(RECORD SET Opens)
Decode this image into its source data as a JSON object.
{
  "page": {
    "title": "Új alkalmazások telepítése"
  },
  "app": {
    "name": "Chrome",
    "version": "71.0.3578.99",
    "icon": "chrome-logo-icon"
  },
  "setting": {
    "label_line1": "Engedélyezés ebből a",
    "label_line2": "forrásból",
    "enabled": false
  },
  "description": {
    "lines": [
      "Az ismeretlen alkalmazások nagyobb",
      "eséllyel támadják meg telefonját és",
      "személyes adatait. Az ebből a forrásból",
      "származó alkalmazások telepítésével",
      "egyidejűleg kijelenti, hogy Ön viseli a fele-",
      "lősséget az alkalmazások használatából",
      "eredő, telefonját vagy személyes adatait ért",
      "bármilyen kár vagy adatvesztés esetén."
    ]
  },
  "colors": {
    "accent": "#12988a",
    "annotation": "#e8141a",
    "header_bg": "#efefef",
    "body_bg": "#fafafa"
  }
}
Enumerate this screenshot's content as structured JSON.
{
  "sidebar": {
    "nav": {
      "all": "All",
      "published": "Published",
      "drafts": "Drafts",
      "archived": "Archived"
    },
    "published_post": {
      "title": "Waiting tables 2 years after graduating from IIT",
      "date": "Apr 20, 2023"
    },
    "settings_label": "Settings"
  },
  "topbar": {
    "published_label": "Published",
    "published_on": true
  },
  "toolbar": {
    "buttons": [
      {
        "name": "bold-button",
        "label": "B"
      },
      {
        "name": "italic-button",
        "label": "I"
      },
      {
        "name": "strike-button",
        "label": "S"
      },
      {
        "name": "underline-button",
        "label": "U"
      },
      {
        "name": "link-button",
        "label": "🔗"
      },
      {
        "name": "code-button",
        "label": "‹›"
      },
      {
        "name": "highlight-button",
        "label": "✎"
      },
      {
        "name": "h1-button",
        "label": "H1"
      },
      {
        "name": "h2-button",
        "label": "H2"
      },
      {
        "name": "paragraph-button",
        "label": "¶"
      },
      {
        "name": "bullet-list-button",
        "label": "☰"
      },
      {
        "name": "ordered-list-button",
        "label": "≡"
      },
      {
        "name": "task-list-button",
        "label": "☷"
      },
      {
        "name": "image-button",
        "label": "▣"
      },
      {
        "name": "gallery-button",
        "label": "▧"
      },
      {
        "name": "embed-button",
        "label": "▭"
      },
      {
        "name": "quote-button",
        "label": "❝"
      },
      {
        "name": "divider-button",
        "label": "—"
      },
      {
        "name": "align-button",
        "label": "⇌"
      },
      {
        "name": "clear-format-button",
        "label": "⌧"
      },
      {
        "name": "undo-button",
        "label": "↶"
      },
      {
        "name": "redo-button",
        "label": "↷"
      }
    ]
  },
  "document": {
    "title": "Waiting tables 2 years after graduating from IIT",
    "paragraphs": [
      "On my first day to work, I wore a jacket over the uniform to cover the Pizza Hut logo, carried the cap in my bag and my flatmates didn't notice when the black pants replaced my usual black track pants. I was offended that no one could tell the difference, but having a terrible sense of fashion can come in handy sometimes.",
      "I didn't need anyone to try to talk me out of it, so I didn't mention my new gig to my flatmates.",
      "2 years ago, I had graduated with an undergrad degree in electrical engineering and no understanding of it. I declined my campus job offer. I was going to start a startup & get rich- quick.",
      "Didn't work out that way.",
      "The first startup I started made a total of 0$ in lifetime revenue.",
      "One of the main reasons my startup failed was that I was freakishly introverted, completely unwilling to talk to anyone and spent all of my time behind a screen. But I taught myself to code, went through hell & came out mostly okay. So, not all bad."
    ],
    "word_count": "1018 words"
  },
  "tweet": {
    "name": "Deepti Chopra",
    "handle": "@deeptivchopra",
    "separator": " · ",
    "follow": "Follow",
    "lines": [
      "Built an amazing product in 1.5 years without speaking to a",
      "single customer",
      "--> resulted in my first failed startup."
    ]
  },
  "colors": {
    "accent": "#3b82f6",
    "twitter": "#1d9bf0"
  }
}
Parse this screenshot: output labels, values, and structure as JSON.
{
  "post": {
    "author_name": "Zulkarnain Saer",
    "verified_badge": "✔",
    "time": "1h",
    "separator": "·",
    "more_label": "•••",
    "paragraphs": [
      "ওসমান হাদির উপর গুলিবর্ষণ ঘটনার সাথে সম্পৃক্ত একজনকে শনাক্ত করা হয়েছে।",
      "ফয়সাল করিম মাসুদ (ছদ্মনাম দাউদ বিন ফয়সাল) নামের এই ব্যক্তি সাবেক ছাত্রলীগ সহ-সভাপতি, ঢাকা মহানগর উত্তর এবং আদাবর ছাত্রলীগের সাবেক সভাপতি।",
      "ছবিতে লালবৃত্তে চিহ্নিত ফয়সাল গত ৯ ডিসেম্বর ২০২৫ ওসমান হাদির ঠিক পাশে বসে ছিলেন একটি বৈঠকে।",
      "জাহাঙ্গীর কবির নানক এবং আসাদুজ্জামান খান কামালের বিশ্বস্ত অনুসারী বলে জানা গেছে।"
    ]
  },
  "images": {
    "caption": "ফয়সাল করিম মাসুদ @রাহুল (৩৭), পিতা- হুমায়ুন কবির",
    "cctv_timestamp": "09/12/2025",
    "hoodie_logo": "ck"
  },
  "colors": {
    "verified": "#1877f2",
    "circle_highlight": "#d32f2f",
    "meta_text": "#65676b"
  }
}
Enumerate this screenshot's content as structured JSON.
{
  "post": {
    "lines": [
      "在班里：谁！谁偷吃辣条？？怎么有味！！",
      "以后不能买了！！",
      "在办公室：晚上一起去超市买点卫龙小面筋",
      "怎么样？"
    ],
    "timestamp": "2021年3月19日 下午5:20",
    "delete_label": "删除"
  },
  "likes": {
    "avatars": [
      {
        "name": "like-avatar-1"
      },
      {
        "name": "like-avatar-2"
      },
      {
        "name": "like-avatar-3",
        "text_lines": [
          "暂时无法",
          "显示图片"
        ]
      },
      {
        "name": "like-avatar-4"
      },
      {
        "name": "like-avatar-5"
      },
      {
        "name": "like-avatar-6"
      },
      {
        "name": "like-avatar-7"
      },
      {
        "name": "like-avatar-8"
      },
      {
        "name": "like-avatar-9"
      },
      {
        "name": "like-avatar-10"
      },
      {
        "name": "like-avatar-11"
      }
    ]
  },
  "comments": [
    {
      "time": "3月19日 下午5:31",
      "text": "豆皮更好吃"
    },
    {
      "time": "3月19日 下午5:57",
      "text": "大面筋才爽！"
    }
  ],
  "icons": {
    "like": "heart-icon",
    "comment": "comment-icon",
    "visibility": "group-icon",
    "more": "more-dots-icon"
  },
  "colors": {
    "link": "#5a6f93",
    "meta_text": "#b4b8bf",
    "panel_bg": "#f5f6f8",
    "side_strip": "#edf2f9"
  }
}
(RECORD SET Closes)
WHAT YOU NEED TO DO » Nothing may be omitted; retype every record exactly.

RESULT OF THE TASK »
Decode this image into its source data as a JSON object.
{
  "page": {
    "title": "Új alkalmazások telepítése"
  },
  "app": {
    "name": "Chrome",
    "version": "71.0.3578.99",
    "icon": "chrome-logo-icon"
  },
  "setting": {
    "label_line1": "Engedélyezés ebből a",
    "label_line2": "forrásból",
    "enabled": false
  },
  "description": {
    "lines": [
      "Az ismeretlen alkalmazások nagyobb",
      "eséllyel támadják meg telefonját és",
      "személyes adatait. Az ebből a forrásból",
      "származó alkalmazások telepítésével",
      "egyidejűleg kijelenti, hogy Ön viseli a fele-",
      "lősséget az alkalmazások használatából",
      "eredő, telefonját vagy személyes adatait ért",
      "bármilyen kár vagy adatvesztés esetén."
    ]
  },
  "colors": {
    "accent": "#12988a",
    "annotation": "#e8141a",
    "header_bg": "#efefef",
    "body_bg": "#fafafa"
  }
}
Enumerate this screenshot's content as structured JSON.
{
  "sidebar": {
    "nav": {
      "all": "All",
      "published": "Published",
      "drafts": "Drafts",
      "archived": "Archived"
    },
    "published_post": {
      "title": "Waiting tables 2 years after graduating from IIT",
      "date": "Apr 20, 2023"
    },
    "settings_label": "Settings"
  },
  "topbar": {
    "published_label": "Published",
    "published_on": true
  },
  "toolbar": {
    "buttons": [
      {
        "name": "bold-button",
        "label": "B"
      },
      {
        "name": "italic-button",
        "label": "I"
      },
      {
        "name": "strike-button",
        "label": "S"
      },
      {
        "name": "underline-button",
        "label": "U"
      },
      {
        "name": "link-button",
        "label": "🔗"
      },
      {
        "name": "code-button",
        "label": "‹›"
      },
      {
        "name": "highlight-button",
        "label": "✎"
      },
      {
        "name": "h1-button",
        "label": "H1"
      },
      {
        "name": "h2-button",
        "label": "H2"
      },
      {
        "name": "paragraph-button",
        "label": "¶"
      },
      {
        "name": "bullet-list-button",
        "label": "☰"
      },
      {
        "name": "ordered-list-button",
        "label": "≡"
      },
      {
        "name": "task-list-button",
        "label": "☷"
      },
      {
        "name": "image-button",
        "label": "▣"
      },
      {
        "name": "gallery-button",
        "label": "▧"
      },
      {
        "name": "embed-button",
        "label": "▭"
      },
      {
        "name": "quote-button",
        "label": "❝"
      },
      {
        "name": "divider-button",
        "label": "—"
      },
      {
        "name": "align-button",
        "label": "⇌"
      },
      {
        "name": "clear-format-button",
        "label": "⌧"
      },
      {
        "name": "undo-button",
        "label": "↶"
      },
      {
        "name": "redo-button",
        "label": "↷"
      }
    ]
  },
  "document": {
    "title": "Waiting tables 2 years after graduating from IIT",
    "paragraphs": [
      "On my first day to work, I wore a jacket over the uniform to cover the Pizza Hut logo, carried the cap in my bag and my flatmates didn't notice when the black pants replaced my usual black track pants. I was offended that no one could tell the difference, but having a terrible sense of fashion can come in handy sometimes.",
      "I didn't need anyone to try to talk me out of it, so I didn't mention my new gig to my flatmates.",
      "2 years ago, I had graduated with an undergrad degree in electrical engineering and no understanding of it. I declined my campus job offer. I was going to start a startup & get rich- quick.",
      "Didn't work out that way.",
      "The first startup I started made a total of 0$ in lifetime revenue.",
      "One of the main reasons my startup failed was that I was freakishly introverted, completely unwilling to talk to anyone and spent all of my time behind a screen. But I taught myself to code, went through hell & came out mostly okay. So, not all bad."
    ],
    "word_count": "1018 words"
  },
  "tweet": {
    "name": "Deepti Chopra",
    "handle": "@deeptivchopra",
    "separator": " · ",
    "follow": "Follow",
    "lines": [
      "Built an amazing product in 1.5 years without speaking to a",
      "single customer",
      "--> resulted in my first failed startup."
    ]
  },
  "colors": {
    "accent": "#3b82f6",
    "twitter": "#1d9bf0"
  }
}
Parse this screenshot: output labels, values, and structure as JSON.
{
  "post": {
    "author_name": "Zulkarnain Saer",
    "verified_badge": "✔",
    "time": "1h",
    "separator": "·",
    "more_label": "•••",
    "paragraphs": [
      "ওসমান হাদির উপর গুলিবর্ষণ ঘটনার সাথে সম্পৃক্ত একজনকে শনাক্ত করা হয়েছে।",
      "ফয়সাল করিম মাসুদ (ছদ্মনাম দাউদ বিন ফয়সাল) নামের এই ব্যক্তি সাবেক ছাত্রলীগ সহ-সভাপতি, ঢাকা মহানগর উত্তর এবং আদাবর ছাত্রলীগের সাবেক সভাপতি।",
      "ছবিতে লালবৃত্তে চিহ্নিত ফয়সাল গত ৯ ডিসেম্বর ২০২৫ ওসমান হাদির ঠিক পাশে বসে ছিলেন একটি বৈঠকে।",
      "জাহাঙ্গীর কবির নানক এবং আসাদুজ্জামান খান কামালের বিশ্বস্ত অনুসারী বলে জানা গেছে।"
    ]
  },
  "images": {
    "caption": "ফয়সাল করিম মাসুদ @রাহুল (৩৭), পিতা- হুমায়ুন কবির",
    "cctv_timestamp": "09/12/2025",
    "hoodie_logo": "ck"
  },
  "colors": {
    "verified": "#1877f2",
    "circle_highlight": "#d32f2f",
    "meta_text": "#65676b"
  }
}
Enumerate this screenshot's content as structured JSON.
{
  "post": {
    "lines": [
      "在班里：谁！谁偷吃辣条？？怎么有味！！",
      "以后不能买了！！",
      "在办公室：晚上一起去超市买点卫龙小面筋",
      "怎么样？"
    ],
    "timestamp": "2021年3月19日 下午5:20",
    "delete_label": "删除"
  },
  "likes": {
    "avatars": [
      {
        "name": "like-avatar-1"
      },
      {
        "name": "like-avatar-2"
      },
      {
        "name": "like-avatar-3",
        "text_lines": [
          "暂时无法",
          "显示图片"
        ]
      },
      {
        "name": "like-avatar-4"
      },
      {
        "name": "like-avatar-5"
      },
      {
        "name": "like-avatar-6"
      },
      {
        "name": "like-avatar-7"
      },
      {
        "name": "like-avatar-8"
      },
      {
        "name": "like-avatar-9"
      },
      {
        "name": "like-avatar-10"
      },
      {
        "name": "like-avatar-11"
      }
    ]
  },
  "comments": [
    {
      "time": "3月19日 下午5:31",
      "text": "豆皮更好吃"
    },
    {
      "time": "3月19日 下午5:57",
      "text": "大面筋才爽！"
    }
  ],
  "icons": {
    "like": "heart-icon",
    "comment": "comment-icon",
    "visibility": "group-icon",
    "more": "more-dots-icon"
  },
  "colors": {
    "link": "#5a6f93",
    "meta_text": "#b4b8bf",
    "panel_bg": "#f5f6f8",
    "side_strip": "#edf2f9"
  }
}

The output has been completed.